Fascinating update on 911, 211, 511 etc services by @kinlane and @audreywatters :
Well. This was quite a week for education news, wasn’t it. (I’ve gathered it all up for you here) https://t.co/FhZ63I0tgz
Original Tweet: https://twitter.com/audreywatters/status/974691896764321792
Audrey Watters (@audreywatters) tweeted at 9:00 AM on Thu, Jun 28, 2018:
Pretty thrilled to announce that MIT University Press will publish my book, Teaching Machines. https://t.co/agrywUVb1X
I’m rereading The Mismeasure of Man, and I’d forgotten that Maria Montessori measured the heads of the children at her school to identify the ones with the bigger brains
Original Tweet: https://twitter.com/audreywatters/status/1029114585050177536
Pro tip: you should not spend your time on this website trying to convince me that your favorite late 19th century/early 20th century educator was not so racist
Original Tweet: https://twitter.com/audreywatters/status/1029501866588090368
@audreywatters They were racist up to their eyeballs and beyond. Thanks for all you do! Racism and eugenics and testing has been researched pretty well but what you are doing is so important, the missing piece we need to know: history of racism, eugenics and technology of “learning” (edtech).
Original Tweet: https://twitter.com/CathyNDavidson/status/1029514791109513216
yes .. huge
@audreywatters Critique is essential. Institutional change is super difficult.
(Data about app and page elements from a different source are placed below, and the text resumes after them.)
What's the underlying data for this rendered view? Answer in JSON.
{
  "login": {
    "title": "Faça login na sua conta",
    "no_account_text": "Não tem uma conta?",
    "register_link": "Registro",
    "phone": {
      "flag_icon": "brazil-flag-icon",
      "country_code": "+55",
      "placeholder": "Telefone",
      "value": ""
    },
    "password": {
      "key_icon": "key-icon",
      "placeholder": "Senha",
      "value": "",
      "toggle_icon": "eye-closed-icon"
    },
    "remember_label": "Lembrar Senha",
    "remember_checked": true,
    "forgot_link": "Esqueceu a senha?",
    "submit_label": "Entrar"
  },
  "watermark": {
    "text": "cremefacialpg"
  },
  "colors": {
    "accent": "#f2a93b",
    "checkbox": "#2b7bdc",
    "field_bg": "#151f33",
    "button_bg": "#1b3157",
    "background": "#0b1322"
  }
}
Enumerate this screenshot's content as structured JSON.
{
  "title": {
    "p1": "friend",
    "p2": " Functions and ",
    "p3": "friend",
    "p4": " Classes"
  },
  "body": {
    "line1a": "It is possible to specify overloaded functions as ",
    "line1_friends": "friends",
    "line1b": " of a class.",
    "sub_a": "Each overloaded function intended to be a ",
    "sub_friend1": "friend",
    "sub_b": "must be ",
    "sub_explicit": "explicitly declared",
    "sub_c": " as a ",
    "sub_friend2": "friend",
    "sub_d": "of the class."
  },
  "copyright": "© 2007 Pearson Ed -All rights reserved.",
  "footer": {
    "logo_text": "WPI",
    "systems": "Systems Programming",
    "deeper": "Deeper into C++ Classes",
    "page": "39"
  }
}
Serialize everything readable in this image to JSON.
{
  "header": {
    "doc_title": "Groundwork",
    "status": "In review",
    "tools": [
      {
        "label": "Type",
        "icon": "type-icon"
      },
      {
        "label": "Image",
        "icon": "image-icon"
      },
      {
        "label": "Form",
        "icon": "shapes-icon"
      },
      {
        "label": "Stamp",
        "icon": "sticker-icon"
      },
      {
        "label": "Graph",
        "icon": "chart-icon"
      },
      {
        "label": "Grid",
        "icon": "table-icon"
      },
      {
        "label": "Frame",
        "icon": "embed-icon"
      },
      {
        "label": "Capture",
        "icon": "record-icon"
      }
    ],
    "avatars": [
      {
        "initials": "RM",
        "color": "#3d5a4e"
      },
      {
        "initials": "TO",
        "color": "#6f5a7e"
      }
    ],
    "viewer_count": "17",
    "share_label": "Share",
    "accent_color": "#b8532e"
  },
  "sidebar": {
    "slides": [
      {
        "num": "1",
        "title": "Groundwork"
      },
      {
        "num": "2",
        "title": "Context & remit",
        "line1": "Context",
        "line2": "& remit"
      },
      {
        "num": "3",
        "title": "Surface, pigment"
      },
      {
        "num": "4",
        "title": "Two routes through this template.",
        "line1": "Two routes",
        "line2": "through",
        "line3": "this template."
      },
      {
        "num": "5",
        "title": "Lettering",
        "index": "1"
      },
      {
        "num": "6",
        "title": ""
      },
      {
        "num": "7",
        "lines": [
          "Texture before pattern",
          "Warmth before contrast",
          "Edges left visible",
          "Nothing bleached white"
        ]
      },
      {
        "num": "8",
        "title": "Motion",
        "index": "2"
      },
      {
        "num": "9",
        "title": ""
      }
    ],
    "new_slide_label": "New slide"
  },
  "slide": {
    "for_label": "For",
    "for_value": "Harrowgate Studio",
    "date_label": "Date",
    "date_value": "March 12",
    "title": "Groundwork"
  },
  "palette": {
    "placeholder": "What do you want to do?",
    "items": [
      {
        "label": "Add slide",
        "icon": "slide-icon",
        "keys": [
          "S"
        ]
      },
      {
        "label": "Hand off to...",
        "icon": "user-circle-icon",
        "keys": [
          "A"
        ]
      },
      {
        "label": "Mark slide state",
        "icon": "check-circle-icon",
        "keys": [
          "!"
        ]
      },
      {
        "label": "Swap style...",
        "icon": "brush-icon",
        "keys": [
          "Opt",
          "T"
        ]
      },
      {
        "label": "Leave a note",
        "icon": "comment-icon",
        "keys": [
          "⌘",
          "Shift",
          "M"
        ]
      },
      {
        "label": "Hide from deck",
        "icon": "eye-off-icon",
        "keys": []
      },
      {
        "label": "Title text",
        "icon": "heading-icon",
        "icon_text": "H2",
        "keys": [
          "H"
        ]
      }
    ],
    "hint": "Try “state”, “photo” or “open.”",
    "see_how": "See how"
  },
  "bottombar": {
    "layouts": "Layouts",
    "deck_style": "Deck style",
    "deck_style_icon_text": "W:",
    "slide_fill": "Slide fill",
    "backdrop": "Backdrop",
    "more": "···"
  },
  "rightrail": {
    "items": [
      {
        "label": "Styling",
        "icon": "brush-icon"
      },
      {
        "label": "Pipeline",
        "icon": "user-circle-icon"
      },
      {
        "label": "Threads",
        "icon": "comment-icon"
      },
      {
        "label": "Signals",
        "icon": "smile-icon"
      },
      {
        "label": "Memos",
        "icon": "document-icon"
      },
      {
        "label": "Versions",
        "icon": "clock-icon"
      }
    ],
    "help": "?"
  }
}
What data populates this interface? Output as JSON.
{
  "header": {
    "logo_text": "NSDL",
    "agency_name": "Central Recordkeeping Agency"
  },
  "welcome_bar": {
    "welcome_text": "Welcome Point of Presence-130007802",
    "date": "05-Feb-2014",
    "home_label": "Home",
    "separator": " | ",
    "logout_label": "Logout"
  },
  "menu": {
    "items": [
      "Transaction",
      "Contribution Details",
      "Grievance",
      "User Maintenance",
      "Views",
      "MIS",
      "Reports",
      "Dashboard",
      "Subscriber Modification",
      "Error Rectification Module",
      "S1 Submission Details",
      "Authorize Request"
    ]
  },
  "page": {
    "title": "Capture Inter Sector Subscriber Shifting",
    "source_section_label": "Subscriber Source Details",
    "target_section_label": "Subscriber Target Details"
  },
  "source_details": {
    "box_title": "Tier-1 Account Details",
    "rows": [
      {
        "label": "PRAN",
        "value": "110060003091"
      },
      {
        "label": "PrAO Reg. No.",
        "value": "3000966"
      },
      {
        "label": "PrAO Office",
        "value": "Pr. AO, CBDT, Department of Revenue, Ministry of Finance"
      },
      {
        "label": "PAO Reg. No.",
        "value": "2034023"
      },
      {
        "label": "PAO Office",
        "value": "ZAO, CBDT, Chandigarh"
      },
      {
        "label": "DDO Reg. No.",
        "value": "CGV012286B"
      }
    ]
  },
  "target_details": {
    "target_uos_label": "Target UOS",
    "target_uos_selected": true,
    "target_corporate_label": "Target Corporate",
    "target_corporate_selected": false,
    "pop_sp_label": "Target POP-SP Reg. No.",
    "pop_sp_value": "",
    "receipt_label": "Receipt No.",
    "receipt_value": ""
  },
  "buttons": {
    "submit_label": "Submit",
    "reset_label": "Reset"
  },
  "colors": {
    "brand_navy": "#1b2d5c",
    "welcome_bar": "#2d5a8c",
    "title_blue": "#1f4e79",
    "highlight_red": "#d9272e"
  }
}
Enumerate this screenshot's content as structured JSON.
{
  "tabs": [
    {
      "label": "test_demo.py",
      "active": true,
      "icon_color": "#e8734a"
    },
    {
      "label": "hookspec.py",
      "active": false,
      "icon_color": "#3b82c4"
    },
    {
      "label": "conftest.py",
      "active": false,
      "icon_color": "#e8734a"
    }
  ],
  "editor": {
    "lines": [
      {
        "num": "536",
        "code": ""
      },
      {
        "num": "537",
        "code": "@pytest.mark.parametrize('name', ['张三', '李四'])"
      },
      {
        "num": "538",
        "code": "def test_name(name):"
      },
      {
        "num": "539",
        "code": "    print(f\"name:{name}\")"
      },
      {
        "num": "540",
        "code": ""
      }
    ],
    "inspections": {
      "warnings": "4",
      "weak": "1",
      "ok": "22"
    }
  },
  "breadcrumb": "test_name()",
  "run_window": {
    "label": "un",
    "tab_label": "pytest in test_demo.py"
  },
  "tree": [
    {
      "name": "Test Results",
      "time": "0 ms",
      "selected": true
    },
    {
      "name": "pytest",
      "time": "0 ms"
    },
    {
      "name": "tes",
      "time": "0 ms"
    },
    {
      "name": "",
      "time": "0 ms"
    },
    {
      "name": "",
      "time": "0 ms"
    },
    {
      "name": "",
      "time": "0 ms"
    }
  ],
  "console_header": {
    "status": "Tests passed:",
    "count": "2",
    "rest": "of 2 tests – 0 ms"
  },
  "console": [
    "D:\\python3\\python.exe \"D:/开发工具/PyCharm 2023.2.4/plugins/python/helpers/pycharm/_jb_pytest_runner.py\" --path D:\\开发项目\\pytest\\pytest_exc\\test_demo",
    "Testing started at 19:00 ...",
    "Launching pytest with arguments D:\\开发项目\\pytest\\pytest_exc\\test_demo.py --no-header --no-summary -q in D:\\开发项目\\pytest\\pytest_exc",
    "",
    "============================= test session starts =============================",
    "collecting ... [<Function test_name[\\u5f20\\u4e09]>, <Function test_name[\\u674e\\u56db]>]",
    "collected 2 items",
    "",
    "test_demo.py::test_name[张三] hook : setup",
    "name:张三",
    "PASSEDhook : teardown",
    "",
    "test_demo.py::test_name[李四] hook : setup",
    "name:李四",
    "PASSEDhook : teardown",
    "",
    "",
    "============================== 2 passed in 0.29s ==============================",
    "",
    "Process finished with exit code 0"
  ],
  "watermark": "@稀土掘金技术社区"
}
Historicizing helps us see what decisions were made in past, what motivated them, and to see where our motives are different and which sequence of things must be changed to better serve our purposes now.
Original Tweet: https://twitter.com/CathyNDavidson/status/1029517811234873349